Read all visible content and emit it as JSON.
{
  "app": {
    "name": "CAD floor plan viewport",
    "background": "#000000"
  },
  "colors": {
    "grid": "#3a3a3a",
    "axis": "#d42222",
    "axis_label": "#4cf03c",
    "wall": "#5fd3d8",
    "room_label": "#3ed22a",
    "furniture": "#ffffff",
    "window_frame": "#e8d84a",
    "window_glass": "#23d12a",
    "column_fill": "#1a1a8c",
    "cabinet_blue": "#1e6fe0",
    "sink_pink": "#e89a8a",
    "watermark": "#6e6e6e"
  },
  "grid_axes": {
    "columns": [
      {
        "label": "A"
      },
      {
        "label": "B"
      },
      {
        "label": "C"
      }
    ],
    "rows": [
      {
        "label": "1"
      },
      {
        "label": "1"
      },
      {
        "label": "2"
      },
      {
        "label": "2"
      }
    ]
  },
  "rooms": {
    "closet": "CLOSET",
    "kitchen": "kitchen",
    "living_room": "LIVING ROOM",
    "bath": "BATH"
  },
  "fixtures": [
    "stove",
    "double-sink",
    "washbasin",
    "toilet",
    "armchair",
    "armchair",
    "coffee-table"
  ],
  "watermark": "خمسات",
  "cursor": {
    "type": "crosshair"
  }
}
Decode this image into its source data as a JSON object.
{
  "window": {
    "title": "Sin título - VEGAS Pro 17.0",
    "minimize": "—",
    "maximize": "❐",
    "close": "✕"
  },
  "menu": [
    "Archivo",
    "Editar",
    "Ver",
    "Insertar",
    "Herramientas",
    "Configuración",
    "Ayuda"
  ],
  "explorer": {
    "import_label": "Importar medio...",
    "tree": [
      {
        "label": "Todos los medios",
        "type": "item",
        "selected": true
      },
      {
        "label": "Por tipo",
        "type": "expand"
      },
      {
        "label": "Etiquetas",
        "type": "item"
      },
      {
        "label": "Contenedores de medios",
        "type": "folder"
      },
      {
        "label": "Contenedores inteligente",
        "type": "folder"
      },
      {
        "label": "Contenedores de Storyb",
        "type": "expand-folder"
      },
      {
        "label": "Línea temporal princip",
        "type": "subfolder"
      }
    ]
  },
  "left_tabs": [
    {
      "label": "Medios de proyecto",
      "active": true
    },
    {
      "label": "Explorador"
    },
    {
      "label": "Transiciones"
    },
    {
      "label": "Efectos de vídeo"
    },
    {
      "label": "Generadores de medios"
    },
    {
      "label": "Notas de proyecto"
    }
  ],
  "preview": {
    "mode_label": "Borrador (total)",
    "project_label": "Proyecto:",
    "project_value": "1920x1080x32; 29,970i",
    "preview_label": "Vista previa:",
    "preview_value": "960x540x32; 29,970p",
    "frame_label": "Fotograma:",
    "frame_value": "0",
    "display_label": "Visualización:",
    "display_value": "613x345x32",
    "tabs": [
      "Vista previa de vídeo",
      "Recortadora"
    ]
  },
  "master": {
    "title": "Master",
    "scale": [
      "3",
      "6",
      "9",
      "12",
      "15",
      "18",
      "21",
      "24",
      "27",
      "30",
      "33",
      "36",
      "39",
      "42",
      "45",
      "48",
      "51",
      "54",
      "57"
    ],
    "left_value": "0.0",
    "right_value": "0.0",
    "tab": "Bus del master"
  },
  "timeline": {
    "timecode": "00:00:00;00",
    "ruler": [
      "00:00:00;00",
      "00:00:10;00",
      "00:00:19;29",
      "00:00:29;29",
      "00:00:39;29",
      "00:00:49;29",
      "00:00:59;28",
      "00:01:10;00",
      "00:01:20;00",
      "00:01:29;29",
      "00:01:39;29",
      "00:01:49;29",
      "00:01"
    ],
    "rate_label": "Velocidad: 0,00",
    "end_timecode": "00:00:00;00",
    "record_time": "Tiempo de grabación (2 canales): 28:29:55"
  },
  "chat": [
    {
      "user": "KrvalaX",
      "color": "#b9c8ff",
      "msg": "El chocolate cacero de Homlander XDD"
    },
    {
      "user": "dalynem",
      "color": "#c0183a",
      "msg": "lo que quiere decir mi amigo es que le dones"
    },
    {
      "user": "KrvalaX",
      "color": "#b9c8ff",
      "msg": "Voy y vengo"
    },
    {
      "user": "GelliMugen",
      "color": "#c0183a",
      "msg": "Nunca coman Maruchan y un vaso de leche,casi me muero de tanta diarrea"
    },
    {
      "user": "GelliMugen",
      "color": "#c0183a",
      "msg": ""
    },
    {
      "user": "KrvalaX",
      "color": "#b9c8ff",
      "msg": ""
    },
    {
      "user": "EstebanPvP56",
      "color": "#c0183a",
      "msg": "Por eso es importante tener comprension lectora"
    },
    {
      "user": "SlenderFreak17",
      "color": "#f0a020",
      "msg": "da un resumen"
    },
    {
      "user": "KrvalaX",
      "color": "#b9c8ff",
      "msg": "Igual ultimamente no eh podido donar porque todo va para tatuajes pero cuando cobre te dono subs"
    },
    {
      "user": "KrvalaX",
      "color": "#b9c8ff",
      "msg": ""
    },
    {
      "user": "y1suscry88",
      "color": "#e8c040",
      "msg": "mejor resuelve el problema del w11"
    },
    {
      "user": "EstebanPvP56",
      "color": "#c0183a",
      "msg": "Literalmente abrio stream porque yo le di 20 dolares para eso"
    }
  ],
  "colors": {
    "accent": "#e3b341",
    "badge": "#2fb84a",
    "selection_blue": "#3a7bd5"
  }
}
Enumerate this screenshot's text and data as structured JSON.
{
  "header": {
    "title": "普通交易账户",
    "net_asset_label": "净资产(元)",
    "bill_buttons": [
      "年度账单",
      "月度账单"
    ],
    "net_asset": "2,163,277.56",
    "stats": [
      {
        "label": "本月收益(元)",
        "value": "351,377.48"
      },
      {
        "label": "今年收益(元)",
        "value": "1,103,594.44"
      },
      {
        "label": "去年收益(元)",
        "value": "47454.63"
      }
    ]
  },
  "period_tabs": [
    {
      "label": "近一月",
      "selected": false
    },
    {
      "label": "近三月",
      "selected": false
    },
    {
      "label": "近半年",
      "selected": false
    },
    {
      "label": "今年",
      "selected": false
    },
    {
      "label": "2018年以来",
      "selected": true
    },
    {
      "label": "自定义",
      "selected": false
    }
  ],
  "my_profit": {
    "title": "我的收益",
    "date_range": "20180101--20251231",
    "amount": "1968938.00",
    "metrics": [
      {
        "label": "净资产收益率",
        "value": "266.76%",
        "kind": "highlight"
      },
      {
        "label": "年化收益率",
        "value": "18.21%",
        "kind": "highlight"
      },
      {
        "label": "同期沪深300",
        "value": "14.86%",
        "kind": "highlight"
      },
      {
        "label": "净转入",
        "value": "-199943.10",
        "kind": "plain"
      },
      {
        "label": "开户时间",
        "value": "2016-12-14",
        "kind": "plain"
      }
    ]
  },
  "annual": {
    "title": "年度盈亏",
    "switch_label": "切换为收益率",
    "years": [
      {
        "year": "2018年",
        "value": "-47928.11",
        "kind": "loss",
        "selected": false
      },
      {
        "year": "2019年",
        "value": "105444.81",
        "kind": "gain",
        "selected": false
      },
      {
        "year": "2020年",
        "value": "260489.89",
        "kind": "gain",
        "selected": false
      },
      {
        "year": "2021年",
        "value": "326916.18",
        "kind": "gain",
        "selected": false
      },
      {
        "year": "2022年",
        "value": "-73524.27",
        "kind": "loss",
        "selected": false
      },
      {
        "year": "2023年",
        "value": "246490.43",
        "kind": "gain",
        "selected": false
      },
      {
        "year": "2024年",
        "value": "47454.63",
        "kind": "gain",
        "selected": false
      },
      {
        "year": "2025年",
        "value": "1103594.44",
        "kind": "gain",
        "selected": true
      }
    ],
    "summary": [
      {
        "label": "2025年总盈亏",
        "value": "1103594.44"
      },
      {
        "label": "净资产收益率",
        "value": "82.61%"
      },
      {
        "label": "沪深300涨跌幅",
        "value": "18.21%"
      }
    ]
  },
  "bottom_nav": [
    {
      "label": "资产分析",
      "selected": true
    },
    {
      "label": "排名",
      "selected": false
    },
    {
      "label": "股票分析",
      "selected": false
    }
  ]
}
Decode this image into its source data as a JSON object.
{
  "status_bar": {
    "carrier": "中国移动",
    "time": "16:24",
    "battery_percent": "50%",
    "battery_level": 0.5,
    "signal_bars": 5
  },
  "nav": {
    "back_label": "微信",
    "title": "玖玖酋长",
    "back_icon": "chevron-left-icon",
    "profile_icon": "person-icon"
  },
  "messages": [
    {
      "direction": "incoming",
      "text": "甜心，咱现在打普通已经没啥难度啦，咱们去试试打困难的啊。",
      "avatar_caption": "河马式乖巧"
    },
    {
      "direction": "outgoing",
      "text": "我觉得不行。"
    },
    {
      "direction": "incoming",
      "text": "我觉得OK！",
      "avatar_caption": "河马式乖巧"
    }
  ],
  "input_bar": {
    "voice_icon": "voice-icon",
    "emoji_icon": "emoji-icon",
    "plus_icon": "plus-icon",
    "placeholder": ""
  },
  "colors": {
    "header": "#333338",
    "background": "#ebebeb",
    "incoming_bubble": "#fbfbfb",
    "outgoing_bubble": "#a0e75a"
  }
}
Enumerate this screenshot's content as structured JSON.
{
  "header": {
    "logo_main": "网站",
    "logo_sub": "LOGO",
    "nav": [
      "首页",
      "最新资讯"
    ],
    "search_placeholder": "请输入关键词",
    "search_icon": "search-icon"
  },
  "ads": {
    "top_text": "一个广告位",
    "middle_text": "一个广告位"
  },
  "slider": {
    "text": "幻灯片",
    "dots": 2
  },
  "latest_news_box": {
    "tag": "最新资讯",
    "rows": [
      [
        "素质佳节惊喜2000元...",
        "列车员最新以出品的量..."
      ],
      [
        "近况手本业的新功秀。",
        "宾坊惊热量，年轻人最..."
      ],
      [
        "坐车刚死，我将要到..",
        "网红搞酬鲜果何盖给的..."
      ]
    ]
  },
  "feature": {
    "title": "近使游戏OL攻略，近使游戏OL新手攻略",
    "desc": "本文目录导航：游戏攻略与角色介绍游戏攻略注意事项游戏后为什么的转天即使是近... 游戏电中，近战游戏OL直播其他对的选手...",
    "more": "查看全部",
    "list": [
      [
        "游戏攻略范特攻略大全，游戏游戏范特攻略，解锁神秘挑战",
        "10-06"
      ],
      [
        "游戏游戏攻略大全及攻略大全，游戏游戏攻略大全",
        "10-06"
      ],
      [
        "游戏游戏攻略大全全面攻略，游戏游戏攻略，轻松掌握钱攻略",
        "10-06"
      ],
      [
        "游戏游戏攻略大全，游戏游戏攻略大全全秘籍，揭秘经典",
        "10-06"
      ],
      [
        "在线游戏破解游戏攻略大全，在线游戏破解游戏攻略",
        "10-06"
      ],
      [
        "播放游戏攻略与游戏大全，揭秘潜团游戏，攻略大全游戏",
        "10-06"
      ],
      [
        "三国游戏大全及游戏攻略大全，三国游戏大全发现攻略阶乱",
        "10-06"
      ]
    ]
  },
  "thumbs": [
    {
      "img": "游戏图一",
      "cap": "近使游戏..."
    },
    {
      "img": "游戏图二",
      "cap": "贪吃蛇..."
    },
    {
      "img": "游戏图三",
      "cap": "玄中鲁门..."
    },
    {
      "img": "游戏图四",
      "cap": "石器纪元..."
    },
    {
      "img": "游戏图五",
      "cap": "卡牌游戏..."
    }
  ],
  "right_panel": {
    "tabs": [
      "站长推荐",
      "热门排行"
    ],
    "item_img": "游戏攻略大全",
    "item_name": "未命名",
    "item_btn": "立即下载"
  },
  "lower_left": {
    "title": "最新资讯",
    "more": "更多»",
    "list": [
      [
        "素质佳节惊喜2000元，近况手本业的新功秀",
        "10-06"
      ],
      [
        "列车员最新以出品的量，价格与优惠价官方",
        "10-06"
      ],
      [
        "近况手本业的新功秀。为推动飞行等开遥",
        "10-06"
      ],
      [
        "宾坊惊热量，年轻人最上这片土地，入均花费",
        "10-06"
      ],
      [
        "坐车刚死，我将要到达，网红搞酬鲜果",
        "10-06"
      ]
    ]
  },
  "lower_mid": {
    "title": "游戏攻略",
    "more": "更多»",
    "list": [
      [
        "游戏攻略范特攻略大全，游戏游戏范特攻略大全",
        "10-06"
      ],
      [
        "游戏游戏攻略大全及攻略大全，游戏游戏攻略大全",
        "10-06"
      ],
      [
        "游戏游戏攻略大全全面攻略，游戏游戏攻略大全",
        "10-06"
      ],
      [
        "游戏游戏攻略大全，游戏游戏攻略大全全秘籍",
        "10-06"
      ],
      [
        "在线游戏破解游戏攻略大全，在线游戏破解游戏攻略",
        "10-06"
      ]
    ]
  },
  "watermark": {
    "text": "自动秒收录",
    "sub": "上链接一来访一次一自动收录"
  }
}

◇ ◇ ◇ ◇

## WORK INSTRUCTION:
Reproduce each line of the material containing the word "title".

## RESPONSE TO THIS EXERCISE:
    "title": "Sin título - VEGAS Pro 17.0",
    "title": "Master",
    "title": "普通交易账户",
    "title": "我的收益",
    "title": "年度盈亏",
    "title": "玖玖酋长",
    "title": "近使游戏OL攻略，近使游戏OL新手攻略",
    "title": "最新资讯",
    "title": "游戏攻略",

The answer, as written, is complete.